We have said nothing yet about the appearance of the Cingalese. Both men and women wear a piece of cloth wound round their waists, called a comboy; but they do not, like the Hindoos, twist it over their shoulders; they wear a jacket instead. Neither do the men wear turbans, as in India, but they fasten their hair with a comb, while the women fasten theirs with long pins. The Cingalese ladies and gentlemen imitate the English dress, especially when they come to a party at the English Governor’s house. Then they wear shoes and stockings instead of sandals; the gentlemen contrive to place a hat over their long hair, by first taking out the combs; yet they still wind a comboy over their English clothes. The Hindoos do not thus imitate the English, for they are too proud of their own customs. Hindoo ladies never go into company; but Cingalese ladies may be seen at parties, arrayed in colored satin jackets, and adorned with golden hair-pins, and diamond necklaces.
You have heard of the foolish ideas the Hindoos entertain about castes. It is the Brahmin priests who teach them these opinions. The Buddhist priests say nothing about castes; yet the Cingalese have castes of their own; but not the same castes as the Hindoos. There are twenty-one castes in all; the highest caste consists of the husbandmen, and the lowest of the mat-weavers.
Below the lowest caste, are the OUTCASTS! The poor outcasts live in villages by themselves, hated by all. When they meet any one, who are not outcasts, they go as near to the hedge as they can, with their hands on the top of their heads, to show their respect. These poor creatures are accustomed to be treated as if they were dogs. What pride there is in man’s heart! How is it one poor worm can lift himself up so high above his fellow-worm, though both are made of the same dust, and shall lie down in the same dust together!
This town is built among the high mountains. It was built there for the same reason that the eagle builds her nest on the top of a tall rock,—to get out of the reach of enemies. But the proud king, who once dwelt there, has been conquered, and now England’s Queen rules over Ceylon. No wonder that the proud king had enemies, for he was a monster of cruelty. His palace is still to be seen. See that high tower, and that open gallery at the top! There the last king used to stand to enjoy the sight of his subjects’ agonies. Those who had offended him were killed in the Court below,—killed not in a common manner, but in all kinds of barbarous ways,—such as by being cut in pieces, or by swallowing melted lead. At length the Cingalese invited the English to come and deliver them from their tyrant; the English came and shut him up in prison till he died, and now an English governor rules over Ceylon.

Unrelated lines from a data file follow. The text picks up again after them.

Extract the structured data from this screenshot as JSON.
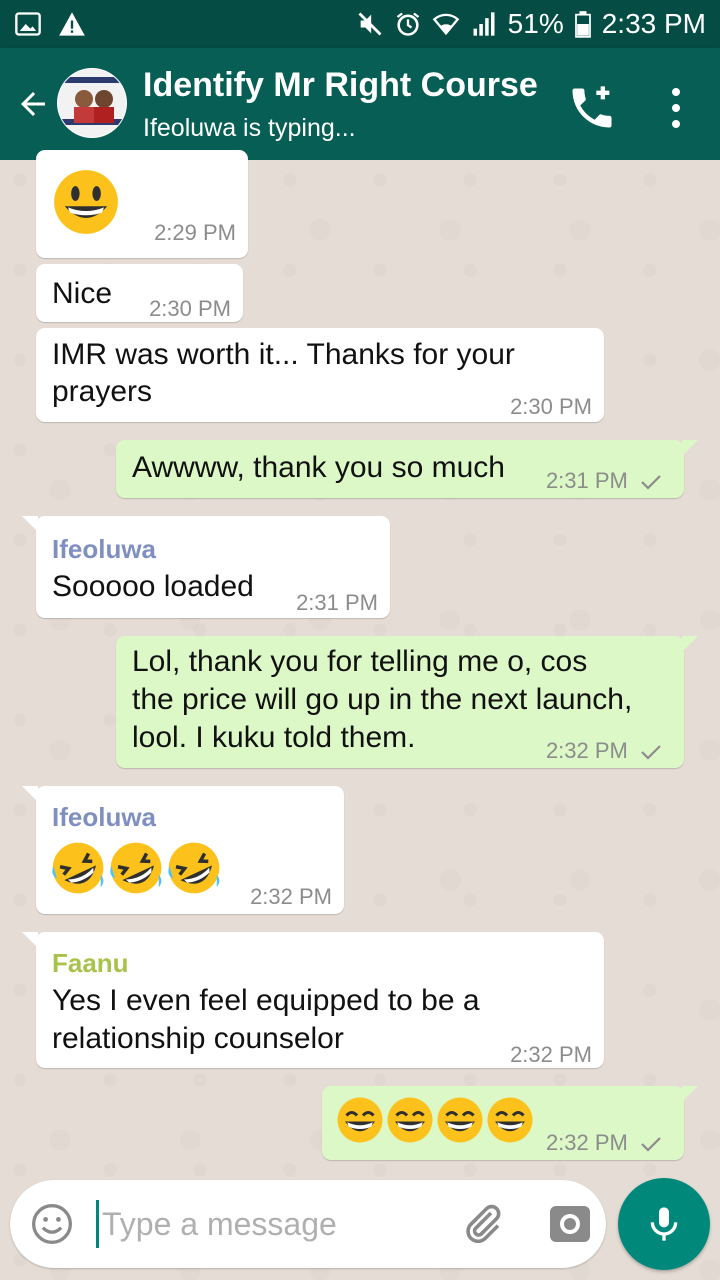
{
  "status_bar": {
    "battery": "51%",
    "time": "2:33 PM"
  },
  "header": {
    "title": "Identify Mr Right Course",
    "subtitle": "Ifeoluwa is typing..."
  },
  "messages": [
    {
      "direction": "in",
      "type": "emoji",
      "emoji": [
        "grinning-face"
      ],
      "time": "2:29 PM"
    },
    {
      "direction": "in",
      "text": "Nice",
      "time": "2:30 PM"
    },
    {
      "direction": "in",
      "text_lines": [
        "IMR was worth it... Thanks for your",
        "prayers"
      ],
      "time": "2:30 PM"
    },
    {
      "direction": "out",
      "text": "Awwww, thank you so much",
      "time": "2:31 PM",
      "status": "sent"
    },
    {
      "direction": "in",
      "sender": "Ifeoluwa",
      "text": "Sooooo loaded",
      "time": "2:31 PM"
    },
    {
      "direction": "out",
      "text_lines": [
        "Lol, thank you for telling me o, cos",
        "the price will go up in the next launch,",
        "lool. I kuku told them."
      ],
      "time": "2:32 PM",
      "status": "sent"
    },
    {
      "direction": "in",
      "sender": "Ifeoluwa",
      "type": "emoji",
      "emoji": [
        "rolling-on-floor-laughing",
        "rolling-on-floor-laughing",
        "rolling-on-floor-laughing"
      ],
      "time": "2:32 PM"
    },
    {
      "direction": "in",
      "sender": "Faanu",
      "text_lines": [
        "Yes I even feel equipped to be a",
        "relationship counselor"
      ],
      "time": "2:32 PM"
    },
    {
      "direction": "out",
      "type": "emoji",
      "emoji": [
        "grinning-smiling-eyes",
        "grinning-smiling-eyes",
        "grinning-smiling-eyes",
        "grinning-smiling-eyes"
      ],
      "time": "2:32 PM",
      "status": "sent"
    }
  ],
  "colors": {
    "header": "#075e54",
    "status_bar": "#054d44",
    "outgoing_bubble": "#dcf8c6",
    "incoming_bubble": "#ffffff",
    "sender_ifeoluwa": "#7f8fc0",
    "sender_faanu": "#a9c24a",
    "accent": "#00897b"
  },
  "composer": {
    "placeholder": "Type a message"
  }
}
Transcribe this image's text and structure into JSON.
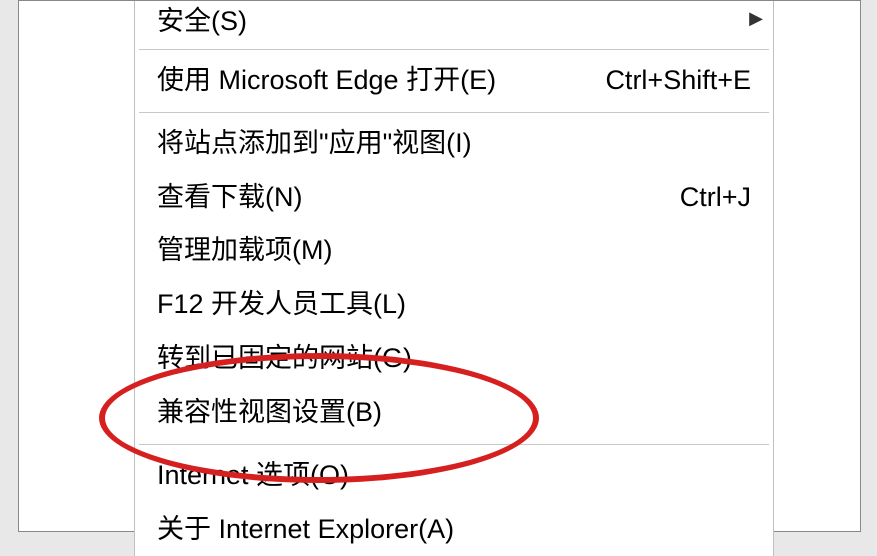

The greatest curiosity to be seen at Kandy is a TOOTH! a tooth that the people say was taken out of the mouth of their Buddha. It is kept in a splendid temple on a golden table, in a golden box of great size. There are seven boxes one inside the other, and in the innermost box, wrapped up in gold, there is a piece of ivory, the size of a man’s thumb,—that is the tooth of Buddha! Every day it is worshipped, and offerings of fruit and flowers are presented.